In the fourth of a series of exclusive blogs for getback, Nutritionist Bonnie Chivers provides some timely tips for making healthy changes.
In January, we switch to new calendars and embrace a new year. For many people, it’s a good time to evaluate your physical and mental health and reflect on the changes you want to make in the coming year.
Most people’s New Year’s resolutions are linked to their health. Some will try to kick a bad habit, while others will try to pick up a good one. Either way, getting the courage to make a healthy change is the first step.
Making significant, long-lasting change isn’t easy. Habits are easy to fall back into because they provide a sense of comfort. Come February, some of us are drifting back into old habits, or losing sight of the aspirations we had when the new year ticked over.
Furthermore, often when we approach changes to our food and lifestyle, we do so in a manner that feels overwhelming. Most people have a propensity to go from zero-to-one-hundred, or they strive to achieve things that they don’t enjoy or are currently out of their reach.
For instance, someone who is eating take-away every day for lunch and dinner deciding to never have take-away again, is probably setting themselves up for failure. It’s likely that grabbing take-away is linked to some of their personal barriers such as ‘time poor’, ‘don’t enjoy cooking’ or ‘find cooking at home too expensive’.
Identifying your personal barriers can help to structure goals with in-built strategies to counteract your unique challenges.
As you reflect on your resolutions for the year ahead, it’s important to spend time preparing, planning and setting a smart goal to position you for long-term success.
SMART goals are:
‘I want to eat healthier,’ well, that sounds like a great idea. But what does it really mean? Aim for specific goals instead, such as eliminating soft drink, eating a piece of fruit every morning, five servings of vegetables a day or taking a home cooked meal to work for lunch two days a week.
Make your goal one you can measure. Walking three days a week is a goal you can track, whereas a goal of ‘walking more’ is not so easily measured.
Avoid aiming too high, or too low.
Losing five kilograms a week sounds great. But it’s an impossible goal that likely will leave you feeling discouraged – and more likely to give up on your efforts.
Choosing realistic goals that you can meet will reinforce your efforts and keep you moving forward. Losing 200 grams per week is a realistic and sustainable goal.
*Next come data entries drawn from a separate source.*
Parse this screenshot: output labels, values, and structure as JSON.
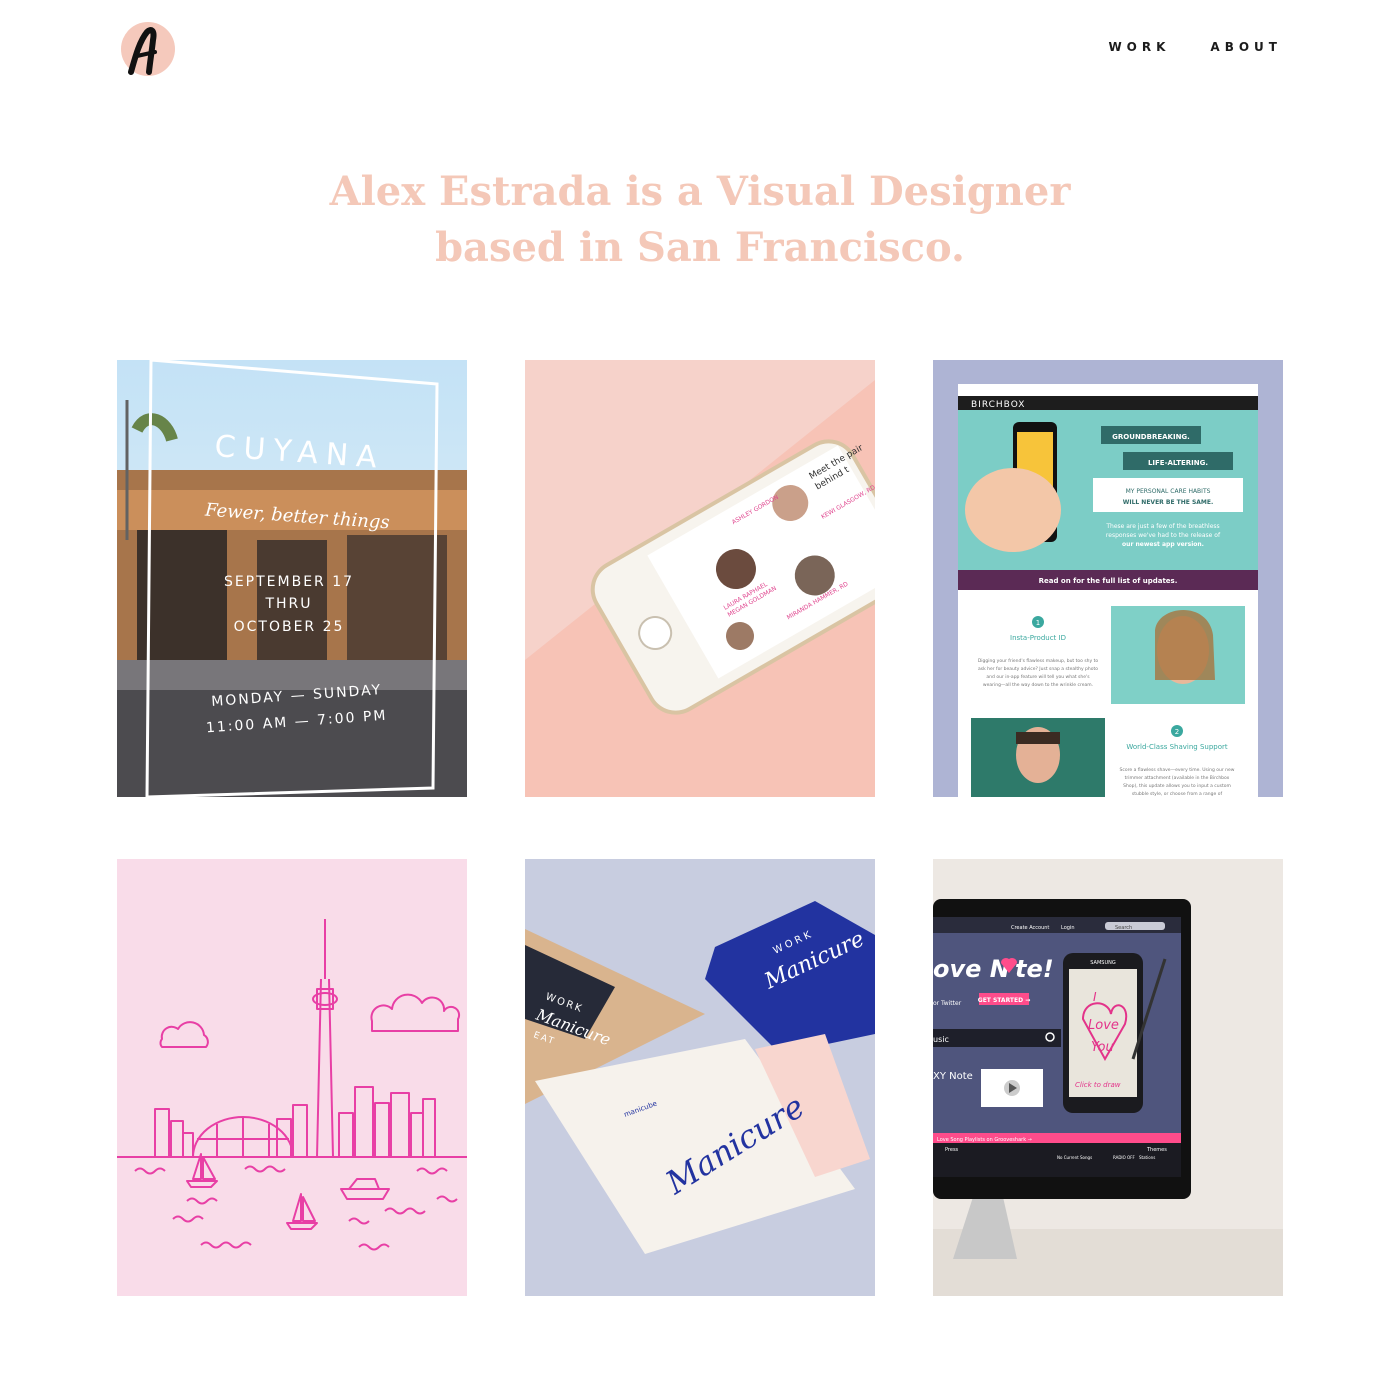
{
  "nav": {
    "work": "WORK",
    "about": "ABOUT"
  },
  "hero": {
    "line1": "Alex Estrada is a Visual Designer",
    "line2": "based in San Francisco."
  },
  "colors": {
    "accent": "#f4c8b8",
    "logo_circle": "#f5c9bc",
    "nav_text": "#1c1c1c",
    "toronto_pink": "#e83fa5",
    "birchbox_teal": "#7ccdc6",
    "birchbox_purple": "#5b2a55"
  },
  "projects": [
    {
      "id": "cuyana",
      "brand": "CUYANA",
      "tagline": "Fewer, better things",
      "dates": [
        "SEPTEMBER 17",
        "THRU",
        "OCTOBER 25"
      ],
      "days": "MONDAY — SUNDAY",
      "hours": "11:00 AM — 7:00 PM"
    },
    {
      "id": "phone-app",
      "screen_texts": [
        "Meet the pair",
        "behind t",
        "ASHLEY GORDON",
        "LAURA RAPHAEL",
        "MEGAN GOLDMAN",
        "KEWI GLASGOW, RD",
        "MIRANDA HAMMER, RD"
      ]
    },
    {
      "id": "birchbox",
      "brand": "BIRCHBOX",
      "quote1": "GROUNDBREAKING.",
      "quote2": "LIFE-ALTERING.",
      "quote3a": "MY PERSONAL CARE HABITS",
      "quote3b": "WILL NEVER BE THE SAME.",
      "intro1": "These are just a few of the breathless",
      "intro2": "responses we've had to the release of",
      "intro3": "our newest app version.",
      "banner": "Read on for the full list of updates.",
      "feature1_num": "1",
      "feature1_title": "Insta-Product ID",
      "feature1_lines": [
        "Digging your friend's flawless makeup, but too shy to",
        "ask her for beauty advice? Just snap a stealthy photo",
        "and our in-app feature will tell you what she's",
        "wearing—all the way down to the wrinkle cream."
      ],
      "feature2_num": "2",
      "feature2_title": "World-Class Shaving Support",
      "feature2_lines": [
        "Score a flawless shave—every time. Using our new",
        "trimmer attachment (available in the Birchbox",
        "Shop), this update allows you to input a custom",
        "stubble style, or choose from a range of"
      ]
    },
    {
      "id": "toronto-skyline"
    },
    {
      "id": "manicure",
      "pouch_text": "WORK",
      "script": "Manicure",
      "small_brand": "manicube",
      "book_text": "WORK",
      "book_script": "Manicure",
      "book_sub": "EAT"
    },
    {
      "id": "love-note",
      "nav_items": [
        "Create Account",
        "Login",
        "Search"
      ],
      "headline": "ove N",
      "headline_end": "te!",
      "twitter_text": "or Twitter",
      "cta": "GET STARTED →",
      "search_label": "usic",
      "product": "XY Note",
      "handwriting1": "I",
      "handwriting2": "Love",
      "handwriting3": "You",
      "click_to_draw": "Click to draw",
      "phone_brand": "SAMSUNG",
      "playlist": "Love Song Playlists on Grooveshark →",
      "bar_items": [
        "Press",
        "Themes"
      ],
      "player_items": [
        "No Current Songs",
        "RADIO OFF",
        "Stations"
      ]
    }
  ]
}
It is also important to be realistic about what YOU want to do. If you don’t like running, you shouldn’t be setting a goal about running. Instead it might be swimming, dancing to a YouTube routine, or yoga.
Choosing specific, measurable goals means you can track your progress over time. Write your efforts down in a journal or track them on an app so you can see how far you’ve come.
Remain confident, be patient and stay focused on your goal. Soon you’ll be on your way to a healthier you.